And then we make that mistake and then we're left wondering, "How come this didn't work? How come this didn't resonate?"

They will literally tell you what works for them.

Kerry Lawrence:           

Yep. They will literally tell you.

And I think this is the part, [00:21:00] and I worked in marketing too for a very long time.

And I can tell you that the fact gathering part and knowing the needs in the marketplace, whether you're in marketing or whether you're developing a social impact program or a corporate community investment program, you have to know that.

And again, going back to this rationalization, no one could argue with that, if you know what that is, and you put it together in terms of how that will benefit your business and how [00:21:30] to answer their objections, basically.

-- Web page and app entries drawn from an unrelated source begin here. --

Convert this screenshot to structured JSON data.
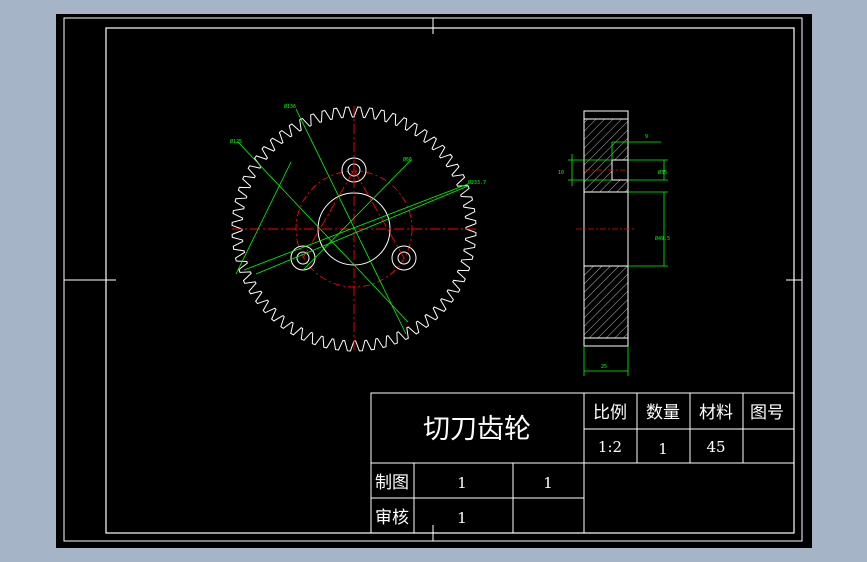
{
  "title_block": {
    "part_name": "切刀齿轮",
    "headers": {
      "scale": "比例",
      "quantity": "数量",
      "material": "材料",
      "drawing_no": "图号"
    },
    "values": {
      "scale": "1:2",
      "quantity": "1",
      "material": "45",
      "drawing_no": ""
    },
    "drawn_by_label": "制图",
    "drawn_by_value": "1",
    "drawn_extra": "1",
    "checked_by_label": "审核",
    "checked_by_value": "1"
  },
  "dimensions": {
    "gear_label_1": "Ø125",
    "gear_label_2": "Ø136",
    "gear_label_3": "Ø66",
    "gear_label_4": "Ø233.7",
    "side_top": "9",
    "side_left": "10",
    "side_right_1": "Ø35",
    "side_right_2": "Ø49.5",
    "side_width": "25"
  },
  "gear": {
    "teeth": 64
  },
  "colors": {
    "background": "#a6b4c8",
    "sheet": "#000000",
    "line": "#ffffff",
    "dimension": "#00ff00",
    "center_line": "#ff0000"
  }
}
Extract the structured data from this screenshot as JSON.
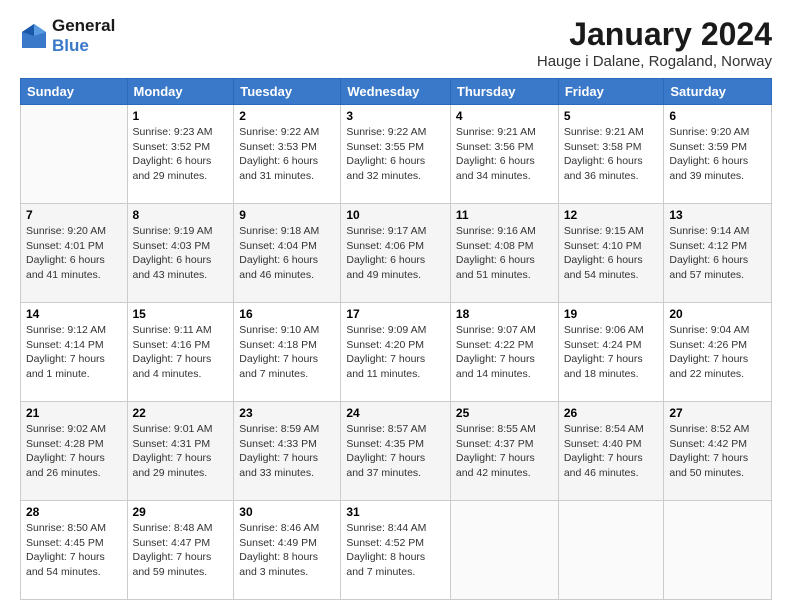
{
  "logo": {
    "line1": "General",
    "line2": "Blue"
  },
  "title": "January 2024",
  "location": "Hauge i Dalane, Rogaland, Norway",
  "days_of_week": [
    "Sunday",
    "Monday",
    "Tuesday",
    "Wednesday",
    "Thursday",
    "Friday",
    "Saturday"
  ],
  "weeks": [
    [
      {
        "day": "",
        "content": ""
      },
      {
        "day": "1",
        "content": "Sunrise: 9:23 AM\nSunset: 3:52 PM\nDaylight: 6 hours\nand 29 minutes."
      },
      {
        "day": "2",
        "content": "Sunrise: 9:22 AM\nSunset: 3:53 PM\nDaylight: 6 hours\nand 31 minutes."
      },
      {
        "day": "3",
        "content": "Sunrise: 9:22 AM\nSunset: 3:55 PM\nDaylight: 6 hours\nand 32 minutes."
      },
      {
        "day": "4",
        "content": "Sunrise: 9:21 AM\nSunset: 3:56 PM\nDaylight: 6 hours\nand 34 minutes."
      },
      {
        "day": "5",
        "content": "Sunrise: 9:21 AM\nSunset: 3:58 PM\nDaylight: 6 hours\nand 36 minutes."
      },
      {
        "day": "6",
        "content": "Sunrise: 9:20 AM\nSunset: 3:59 PM\nDaylight: 6 hours\nand 39 minutes."
      }
    ],
    [
      {
        "day": "7",
        "content": "Sunrise: 9:20 AM\nSunset: 4:01 PM\nDaylight: 6 hours\nand 41 minutes."
      },
      {
        "day": "8",
        "content": "Sunrise: 9:19 AM\nSunset: 4:03 PM\nDaylight: 6 hours\nand 43 minutes."
      },
      {
        "day": "9",
        "content": "Sunrise: 9:18 AM\nSunset: 4:04 PM\nDaylight: 6 hours\nand 46 minutes."
      },
      {
        "day": "10",
        "content": "Sunrise: 9:17 AM\nSunset: 4:06 PM\nDaylight: 6 hours\nand 49 minutes."
      },
      {
        "day": "11",
        "content": "Sunrise: 9:16 AM\nSunset: 4:08 PM\nDaylight: 6 hours\nand 51 minutes."
      },
      {
        "day": "12",
        "content": "Sunrise: 9:15 AM\nSunset: 4:10 PM\nDaylight: 6 hours\nand 54 minutes."
      },
      {
        "day": "13",
        "content": "Sunrise: 9:14 AM\nSunset: 4:12 PM\nDaylight: 6 hours\nand 57 minutes."
      }
    ],
    [
      {
        "day": "14",
        "content": "Sunrise: 9:12 AM\nSunset: 4:14 PM\nDaylight: 7 hours\nand 1 minute."
      },
      {
        "day": "15",
        "content": "Sunrise: 9:11 AM\nSunset: 4:16 PM\nDaylight: 7 hours\nand 4 minutes."
      },
      {
        "day": "16",
        "content": "Sunrise: 9:10 AM\nSunset: 4:18 PM\nDaylight: 7 hours\nand 7 minutes."
      },
      {
        "day": "17",
        "content": "Sunrise: 9:09 AM\nSunset: 4:20 PM\nDaylight: 7 hours\nand 11 minutes."
      },
      {
        "day": "18",
        "content": "Sunrise: 9:07 AM\nSunset: 4:22 PM\nDaylight: 7 hours\nand 14 minutes."
      },
      {
        "day": "19",
        "content": "Sunrise: 9:06 AM\nSunset: 4:24 PM\nDaylight: 7 hours\nand 18 minutes."
      },
      {
        "day": "20",
        "content": "Sunrise: 9:04 AM\nSunset: 4:26 PM\nDaylight: 7 hours\nand 22 minutes."
      }
    ],
    [
      {
        "day": "21",
        "content": "Sunrise: 9:02 AM\nSunset: 4:28 PM\nDaylight: 7 hours\nand 26 minutes."
      },
      {
        "day": "22",
        "content": "Sunrise: 9:01 AM\nSunset: 4:31 PM\nDaylight: 7 hours\nand 29 minutes."
      },
      {
        "day": "23",
        "content": "Sunrise: 8:59 AM\nSunset: 4:33 PM\nDaylight: 7 hours\nand 33 minutes."
      },
      {
        "day": "24",
        "content": "Sunrise: 8:57 AM\nSunset: 4:35 PM\nDaylight: 7 hours\nand 37 minutes."
      },
      {
        "day": "25",
        "content": "Sunrise: 8:55 AM\nSunset: 4:37 PM\nDaylight: 7 hours\nand 42 minutes."
      },
      {
        "day": "26",
        "content": "Sunrise: 8:54 AM\nSunset: 4:40 PM\nDaylight: 7 hours\nand 46 minutes."
      },
      {
        "day": "27",
        "content": "Sunrise: 8:52 AM\nSunset: 4:42 PM\nDaylight: 7 hours\nand 50 minutes."
      }
    ],
    [
      {
        "day": "28",
        "content": "Sunrise: 8:50 AM\nSunset: 4:45 PM\nDaylight: 7 hours\nand 54 minutes."
      },
      {
        "day": "29",
        "content": "Sunrise: 8:48 AM\nSunset: 4:47 PM\nDaylight: 7 hours\nand 59 minutes."
      },
      {
        "day": "30",
        "content": "Sunrise: 8:46 AM\nSunset: 4:49 PM\nDaylight: 8 hours\nand 3 minutes."
      },
      {
        "day": "31",
        "content": "Sunrise: 8:44 AM\nSunset: 4:52 PM\nDaylight: 8 hours\nand 7 minutes."
      },
      {
        "day": "",
        "content": ""
      },
      {
        "day": "",
        "content": ""
      },
      {
        "day": "",
        "content": ""
      }
    ]
  ]
}
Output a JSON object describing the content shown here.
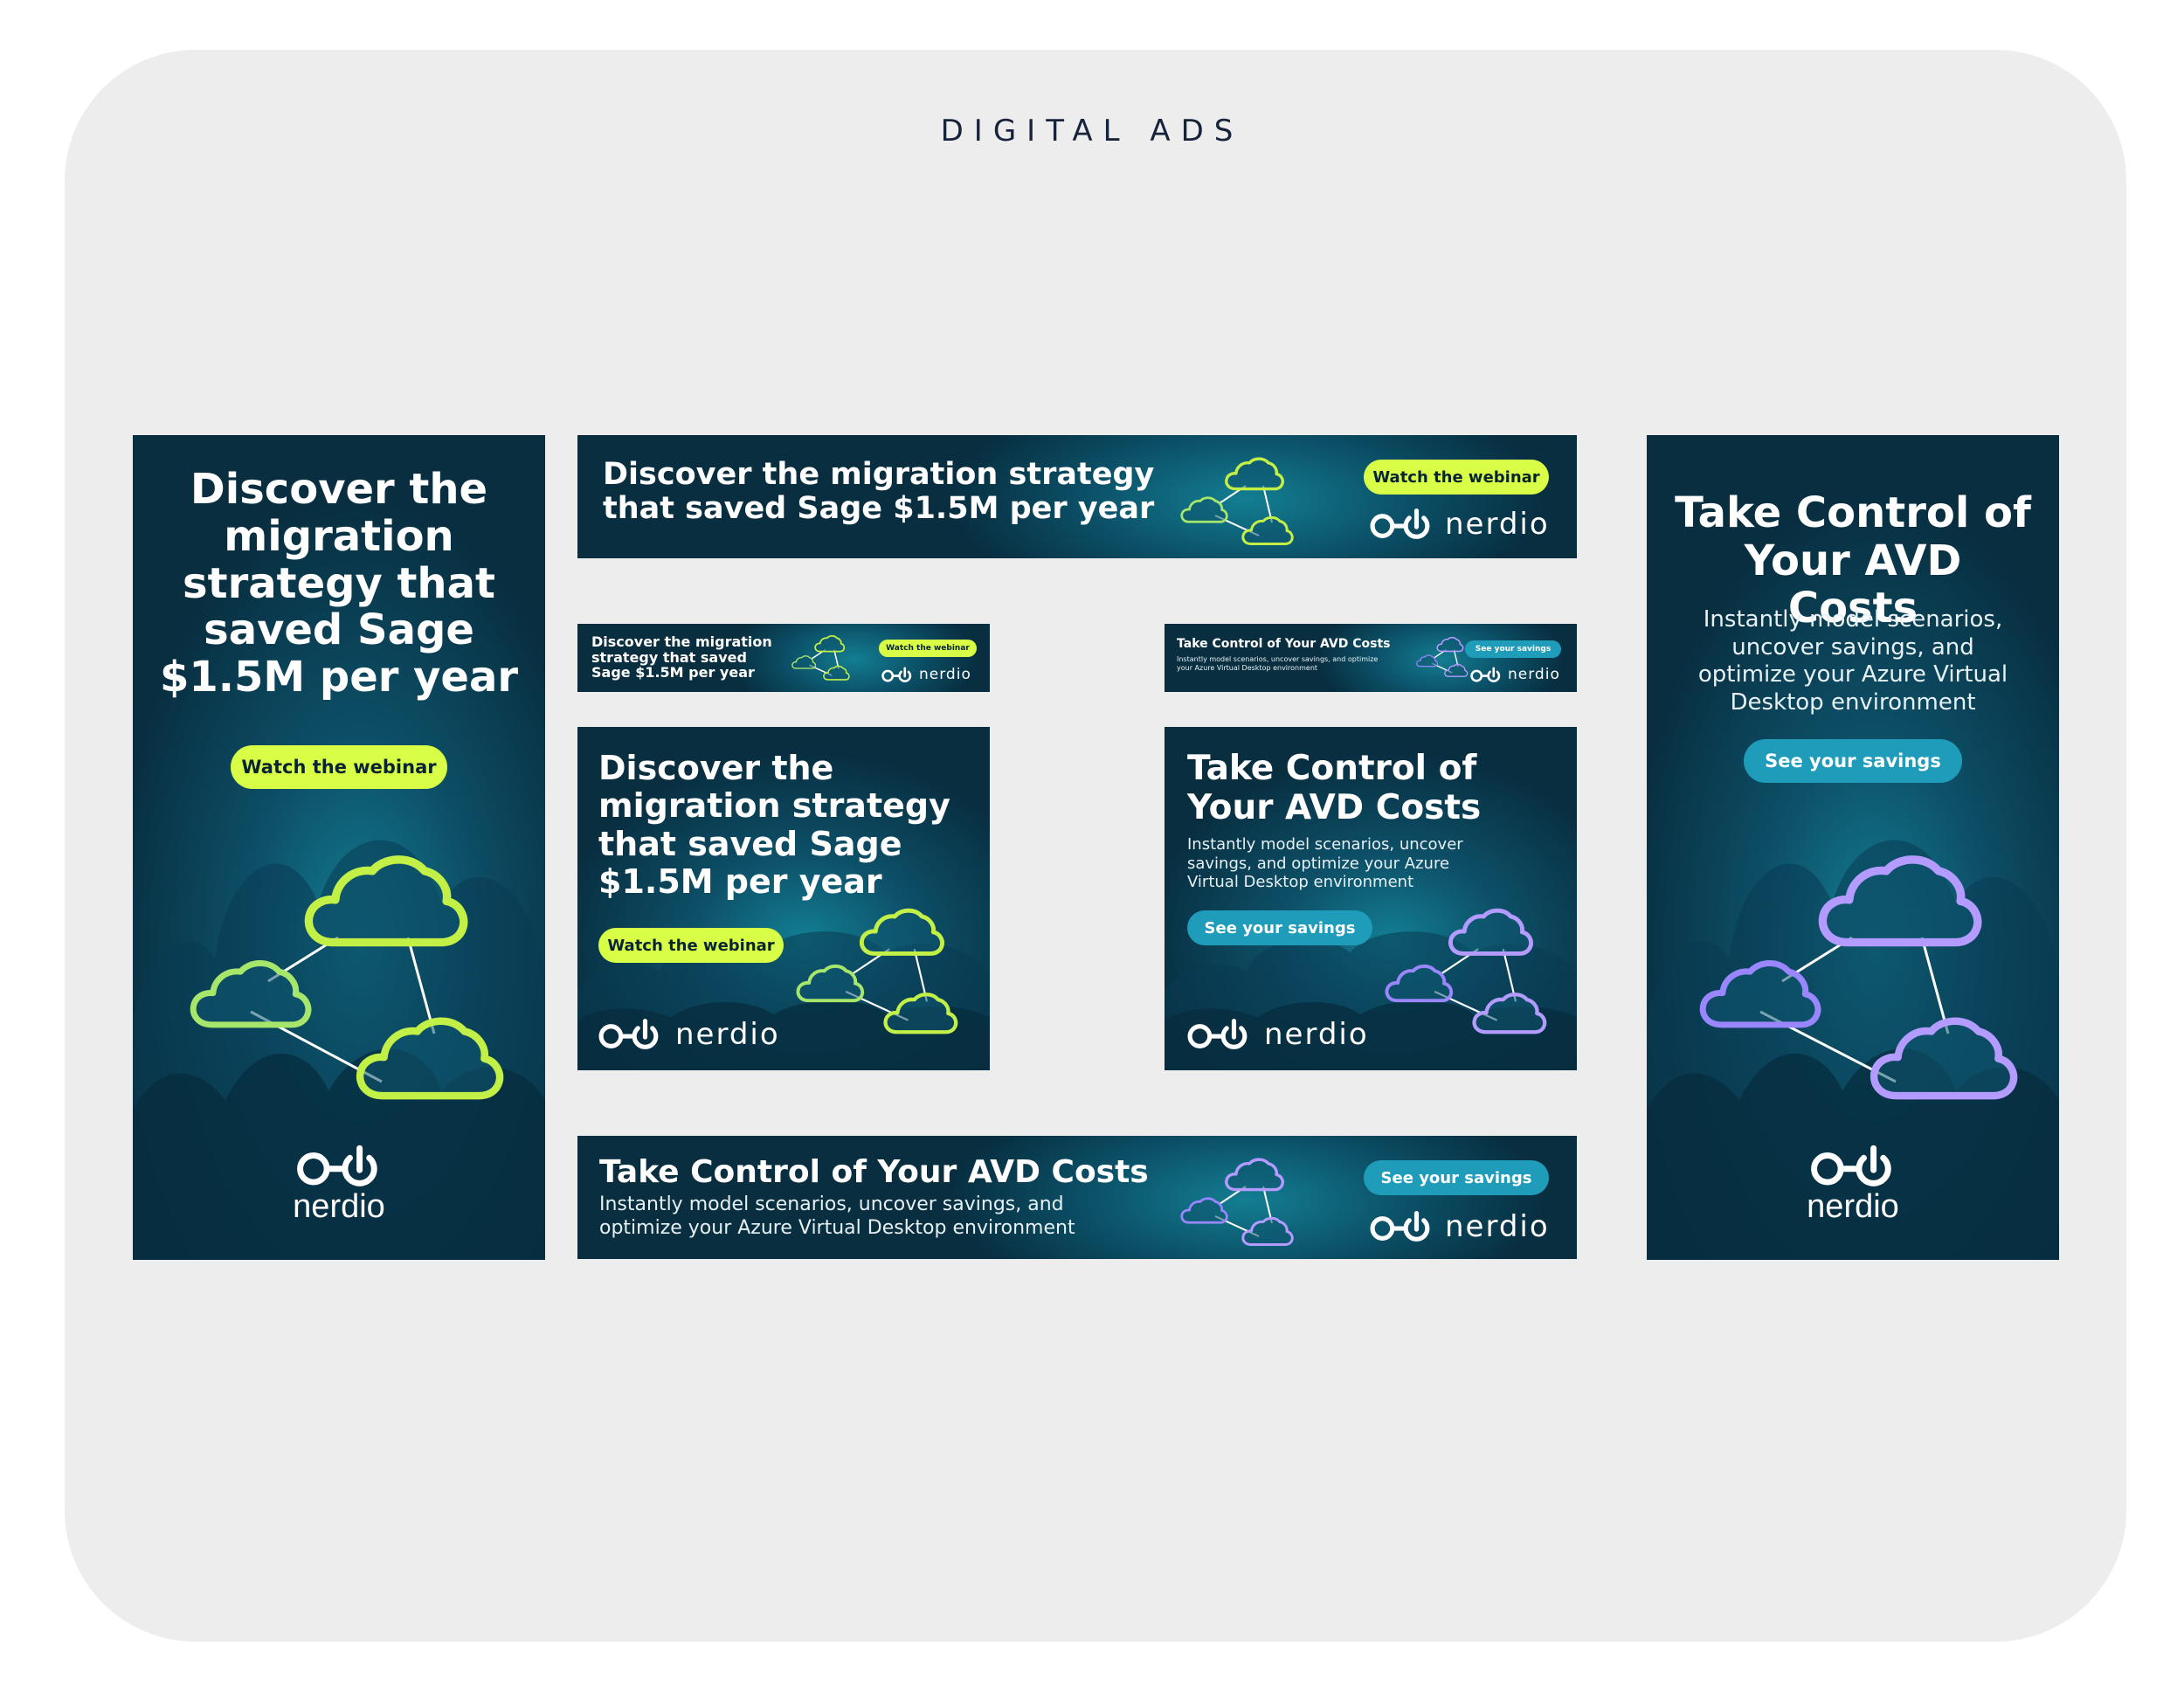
{
  "page": {
    "title": "DIGITAL ADS"
  },
  "brand": {
    "name": "nerdio",
    "logo_icon": "nerdio-logo-icon"
  },
  "colors": {
    "background_panel": "#ededee",
    "ad_dark": "#082e40",
    "ad_teal": "#127e93",
    "accent_lime": "#d8ff45",
    "accent_blue": "#1f9cba",
    "cloud_green": "#b7ef3a",
    "cloud_purple": "#a48bff"
  },
  "campaign_webinar": {
    "headline": "Discover the migration strategy that saved Sage $1.5M per year",
    "cta": "Watch the webinar"
  },
  "campaign_savings": {
    "headline": "Take Control of Your AVD Costs",
    "body": "Instantly model scenarios, uncover savings, and optimize your Azure Virtual Desktop environment",
    "cta": "See your savings"
  }
}
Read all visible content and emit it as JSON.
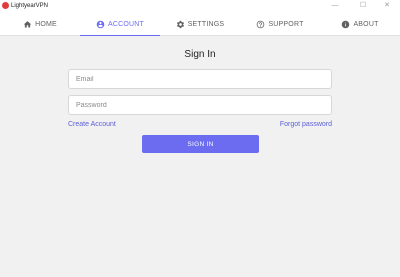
{
  "window": {
    "title": "LightyearVPN",
    "controls": {
      "minimize": "—",
      "maximize": "☐",
      "close": "✕"
    }
  },
  "nav": {
    "tabs": [
      {
        "label": "HOME",
        "icon": "home-icon"
      },
      {
        "label": "ACCOUNT",
        "icon": "account-circle-icon",
        "active": true
      },
      {
        "label": "SETTINGS",
        "icon": "gear-icon"
      },
      {
        "label": "SUPPORT",
        "icon": "help-circle-icon"
      },
      {
        "label": "ABOUT",
        "icon": "info-icon"
      }
    ]
  },
  "signin": {
    "title": "Sign In",
    "email_placeholder": "Email",
    "email_value": "",
    "password_placeholder": "Password",
    "password_value": "",
    "create_account": "Create Account",
    "forgot_password": "Forgot password",
    "button": "SIGN IN"
  },
  "colors": {
    "accent": "#6b6cf0",
    "link": "#5b5fd8",
    "background": "#f1f1f1",
    "logo": "#e23b3b"
  }
}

You just have to organize yourself. That's all that it is.

Karl Yeh:                      

So, Kerry, do you have anything else to add in terms of streamlining or focusing your priorities with your social impact programs?

Kerry Lawrence:           

No. I think that everybody who's listening today knows what your priority should be.

You may not be able to articulate the problem you're trying to solve and be able to understand if you can measure it. But I think that would be one piece of advice, know how to articulate [00:22:00] the problem within your focus area.

Please, don't just say, "Our focus is STEM." What within it are you trying to solve? So I think that is very important.

And if you can articulate that and provide the evidence for it and you know how to gain acceptance, that's the biggest key, because I'm telling you, every single person I've talked to, they struggle with gaining acceptance from higher ups who are very [00:22:30] passionate about this and have their own ideas about STEM.

So, absolutely download that worksheet and give us feedback if you feel like you've got a better idea for getting acceptance and you know some great ideas, feel free to comment. We want to hear.

Question of the Day:

How does your company identify social impact priorities? How do you sell your ideas and get buy in from employees and the organization?